You got your start in investing the same way many of us do, by just firing up an E-trade account and playing around with stocks. So are you like a blue chip kind of guy? Or do you like to gamble a bit with stocks?
That’s a great question. I don’t personally invest in [equities], but I have my wealth management team and if I have something like, yo, I want to buy this, they’ll get it for me. But for the most part, I like Warren [Buffet’s] philosophy of investing in things that you know will be around in 10 years. [And] you’ve gotta be able to diversify with riskier investments and safe investments. So when you talk about equities and the public markets, I’m going with Warren’s philosophy.
Probably not a bad plan. You’re quite active in the league in educating the younger athletes on investing. What advice do you give to younger players who are making good money, perhaps for the first time, and want to use it productively?
I try to use a simple model — that’s just letting the guys know, first of all, you just want to save as much as possible. You may not be getting as much in terms of returns as you would like early on, but the more you put in the pot, the more you can leverage later down the road. Then once you’ve been able to get yourself a nice-sized pot, you can live with interest alone, within the safest vehicle possible in terms of your lifestyle, and when you can live with that on the interest alone then you can venture out and be a little bit more risky. Maybe you have a passion, something that you can go into and be a little bit more risky with.
So that’s as simple as I can put it: Just save, save, save until you’re in a comfortable position where you can take some risks. There’s nothing wrong with the car dealerships or the franchises, whether it be food chains whatever, the barbershops or whatever you want to do locally. But if you really want to see some nice returns, this is the avenue we can take — I’m talking about the tech space. You gotta do your homework, you gotta watch the market daily and like Bill Gurley said, it’s not about knowing the future, it’s about seeing the present more clearly. It’s about knowing what’s going on, following trends and being up to date.
Did you have a special interest in tech investing before you arrived here in the Bay Area in 2013, or did it partially happen by osmosis, in being close to Silicon Valley and surrounded by a lot of VCs in the organization?
I’d been tracking it for a couple of years before I got to the Bay Area and then it kind of led me here. You see opportunity, in the sense of wanting to get access to the network within that world. And it was at a perfect time when the basketball team was doing well and on the up-and-up. So I said, hey, this is kind of a perfect marriage for me to work there in my profession, and be able to look for something to get into once my basketball career is over.
Where do you see yourself in five years — could you imagine raising a fund of your own at some point?
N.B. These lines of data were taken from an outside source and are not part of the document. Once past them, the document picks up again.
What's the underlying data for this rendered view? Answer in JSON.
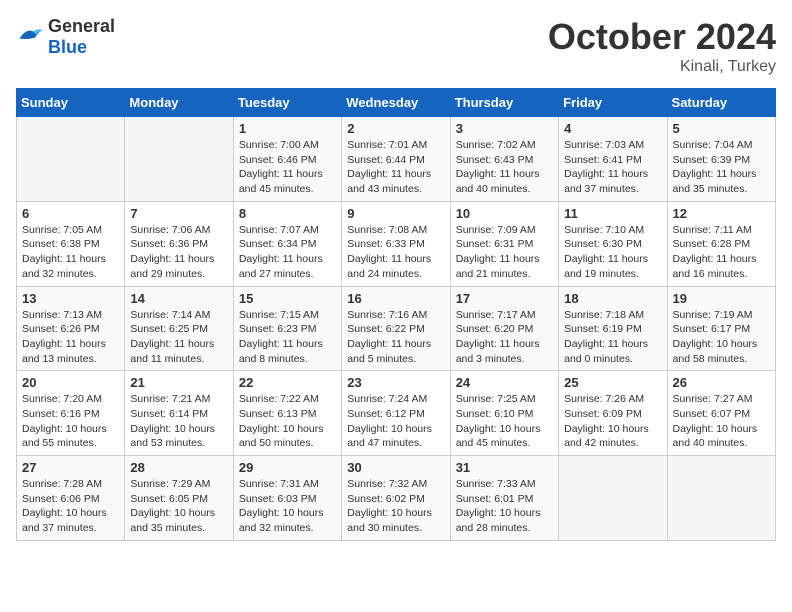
{
  "header": {
    "logo_general": "General",
    "logo_blue": "Blue",
    "title": "October 2024",
    "location": "Kinali, Turkey"
  },
  "days_of_week": [
    "Sunday",
    "Monday",
    "Tuesday",
    "Wednesday",
    "Thursday",
    "Friday",
    "Saturday"
  ],
  "weeks": [
    [
      {
        "day": "",
        "sunrise": "",
        "sunset": "",
        "daylight": ""
      },
      {
        "day": "",
        "sunrise": "",
        "sunset": "",
        "daylight": ""
      },
      {
        "day": "1",
        "sunrise": "Sunrise: 7:00 AM",
        "sunset": "Sunset: 6:46 PM",
        "daylight": "Daylight: 11 hours and 45 minutes."
      },
      {
        "day": "2",
        "sunrise": "Sunrise: 7:01 AM",
        "sunset": "Sunset: 6:44 PM",
        "daylight": "Daylight: 11 hours and 43 minutes."
      },
      {
        "day": "3",
        "sunrise": "Sunrise: 7:02 AM",
        "sunset": "Sunset: 6:43 PM",
        "daylight": "Daylight: 11 hours and 40 minutes."
      },
      {
        "day": "4",
        "sunrise": "Sunrise: 7:03 AM",
        "sunset": "Sunset: 6:41 PM",
        "daylight": "Daylight: 11 hours and 37 minutes."
      },
      {
        "day": "5",
        "sunrise": "Sunrise: 7:04 AM",
        "sunset": "Sunset: 6:39 PM",
        "daylight": "Daylight: 11 hours and 35 minutes."
      }
    ],
    [
      {
        "day": "6",
        "sunrise": "Sunrise: 7:05 AM",
        "sunset": "Sunset: 6:38 PM",
        "daylight": "Daylight: 11 hours and 32 minutes."
      },
      {
        "day": "7",
        "sunrise": "Sunrise: 7:06 AM",
        "sunset": "Sunset: 6:36 PM",
        "daylight": "Daylight: 11 hours and 29 minutes."
      },
      {
        "day": "8",
        "sunrise": "Sunrise: 7:07 AM",
        "sunset": "Sunset: 6:34 PM",
        "daylight": "Daylight: 11 hours and 27 minutes."
      },
      {
        "day": "9",
        "sunrise": "Sunrise: 7:08 AM",
        "sunset": "Sunset: 6:33 PM",
        "daylight": "Daylight: 11 hours and 24 minutes."
      },
      {
        "day": "10",
        "sunrise": "Sunrise: 7:09 AM",
        "sunset": "Sunset: 6:31 PM",
        "daylight": "Daylight: 11 hours and 21 minutes."
      },
      {
        "day": "11",
        "sunrise": "Sunrise: 7:10 AM",
        "sunset": "Sunset: 6:30 PM",
        "daylight": "Daylight: 11 hours and 19 minutes."
      },
      {
        "day": "12",
        "sunrise": "Sunrise: 7:11 AM",
        "sunset": "Sunset: 6:28 PM",
        "daylight": "Daylight: 11 hours and 16 minutes."
      }
    ],
    [
      {
        "day": "13",
        "sunrise": "Sunrise: 7:13 AM",
        "sunset": "Sunset: 6:26 PM",
        "daylight": "Daylight: 11 hours and 13 minutes."
      },
      {
        "day": "14",
        "sunrise": "Sunrise: 7:14 AM",
        "sunset": "Sunset: 6:25 PM",
        "daylight": "Daylight: 11 hours and 11 minutes."
      },
      {
        "day": "15",
        "sunrise": "Sunrise: 7:15 AM",
        "sunset": "Sunset: 6:23 PM",
        "daylight": "Daylight: 11 hours and 8 minutes."
      },
      {
        "day": "16",
        "sunrise": "Sunrise: 7:16 AM",
        "sunset": "Sunset: 6:22 PM",
        "daylight": "Daylight: 11 hours and 5 minutes."
      },
      {
        "day": "17",
        "sunrise": "Sunrise: 7:17 AM",
        "sunset": "Sunset: 6:20 PM",
        "daylight": "Daylight: 11 hours and 3 minutes."
      },
      {
        "day": "18",
        "sunrise": "Sunrise: 7:18 AM",
        "sunset": "Sunset: 6:19 PM",
        "daylight": "Daylight: 11 hours and 0 minutes."
      },
      {
        "day": "19",
        "sunrise": "Sunrise: 7:19 AM",
        "sunset": "Sunset: 6:17 PM",
        "daylight": "Daylight: 10 hours and 58 minutes."
      }
    ],
    [
      {
        "day": "20",
        "sunrise": "Sunrise: 7:20 AM",
        "sunset": "Sunset: 6:16 PM",
        "daylight": "Daylight: 10 hours and 55 minutes."
      },
      {
        "day": "21",
        "sunrise": "Sunrise: 7:21 AM",
        "sunset": "Sunset: 6:14 PM",
        "daylight": "Daylight: 10 hours and 53 minutes."
      },
      {
        "day": "22",
        "sunrise": "Sunrise: 7:22 AM",
        "sunset": "Sunset: 6:13 PM",
        "daylight": "Daylight: 10 hours and 50 minutes."
      },
      {
        "day": "23",
        "sunrise": "Sunrise: 7:24 AM",
        "sunset": "Sunset: 6:12 PM",
        "daylight": "Daylight: 10 hours and 47 minutes."
      },
      {
        "day": "24",
        "sunrise": "Sunrise: 7:25 AM",
        "sunset": "Sunset: 6:10 PM",
        "daylight": "Daylight: 10 hours and 45 minutes."
      },
      {
        "day": "25",
        "sunrise": "Sunrise: 7:26 AM",
        "sunset": "Sunset: 6:09 PM",
        "daylight": "Daylight: 10 hours and 42 minutes."
      },
      {
        "day": "26",
        "sunrise": "Sunrise: 7:27 AM",
        "sunset": "Sunset: 6:07 PM",
        "daylight": "Daylight: 10 hours and 40 minutes."
      }
    ],
    [
      {
        "day": "27",
        "sunrise": "Sunrise: 7:28 AM",
        "sunset": "Sunset: 6:06 PM",
        "daylight": "Daylight: 10 hours and 37 minutes."
      },
      {
        "day": "28",
        "sunrise": "Sunrise: 7:29 AM",
        "sunset": "Sunset: 6:05 PM",
        "daylight": "Daylight: 10 hours and 35 minutes."
      },
      {
        "day": "29",
        "sunrise": "Sunrise: 7:31 AM",
        "sunset": "Sunset: 6:03 PM",
        "daylight": "Daylight: 10 hours and 32 minutes."
      },
      {
        "day": "30",
        "sunrise": "Sunrise: 7:32 AM",
        "sunset": "Sunset: 6:02 PM",
        "daylight": "Daylight: 10 hours and 30 minutes."
      },
      {
        "day": "31",
        "sunrise": "Sunrise: 7:33 AM",
        "sunset": "Sunset: 6:01 PM",
        "daylight": "Daylight: 10 hours and 28 minutes."
      },
      {
        "day": "",
        "sunrise": "",
        "sunset": "",
        "daylight": ""
      },
      {
        "day": "",
        "sunrise": "",
        "sunset": "",
        "daylight": ""
      }
    ]
  ]
}
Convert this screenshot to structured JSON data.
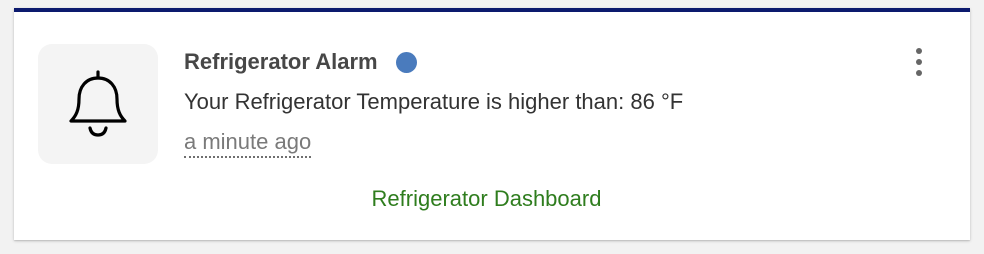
{
  "notification": {
    "title": "Refrigerator Alarm",
    "message": "Your Refrigerator Temperature is higher than: 86 °F",
    "timestamp": "a minute ago",
    "link_label": "Refrigerator Dashboard",
    "icon": "bell-icon",
    "unread": true,
    "colors": {
      "accent_bar": "#0c1a6e",
      "unread_dot": "#4a7bbd",
      "link": "#2f7d1e"
    }
  },
  "menu": {
    "icon": "more-vertical-icon"
  }
}
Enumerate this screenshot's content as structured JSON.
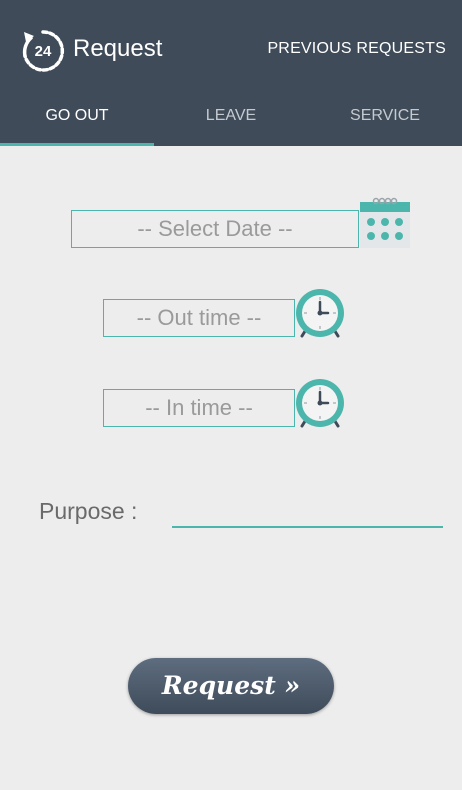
{
  "appbar": {
    "logo_text": "24",
    "title": "Request",
    "action": "PREVIOUS REQUESTS"
  },
  "tabs": [
    {
      "label": "GO OUT",
      "active": true
    },
    {
      "label": "LEAVE",
      "active": false
    },
    {
      "label": "SERVICE",
      "active": false
    }
  ],
  "form": {
    "date_placeholder": "-- Select Date --",
    "out_time_placeholder": "-- Out time --",
    "in_time_placeholder": "-- In time --",
    "purpose_label": "Purpose :",
    "purpose_value": ""
  },
  "submit": {
    "label": "Request  »"
  },
  "colors": {
    "appbar": "#3f4b59",
    "accent": "#4db6ac",
    "background": "#ededed"
  },
  "icons": [
    "clock-24-logo-icon",
    "calendar-icon",
    "alarm-clock-icon"
  ]
}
Yeah, that’s coming a lot sooner than I would have thought. It’s all in place right now. But definitely continuing to leverage everything that I’ve built so far, to get more deal flow, continue to invest, keep growing the portfolio, and helping companies with the knowledge that I’ve gained in seeing other companies have successes or failures and taking that with me to bigger heights. There’s definitely a lot I have playing going forward. This has been a great ride so far, and I’ve got so much more time to live.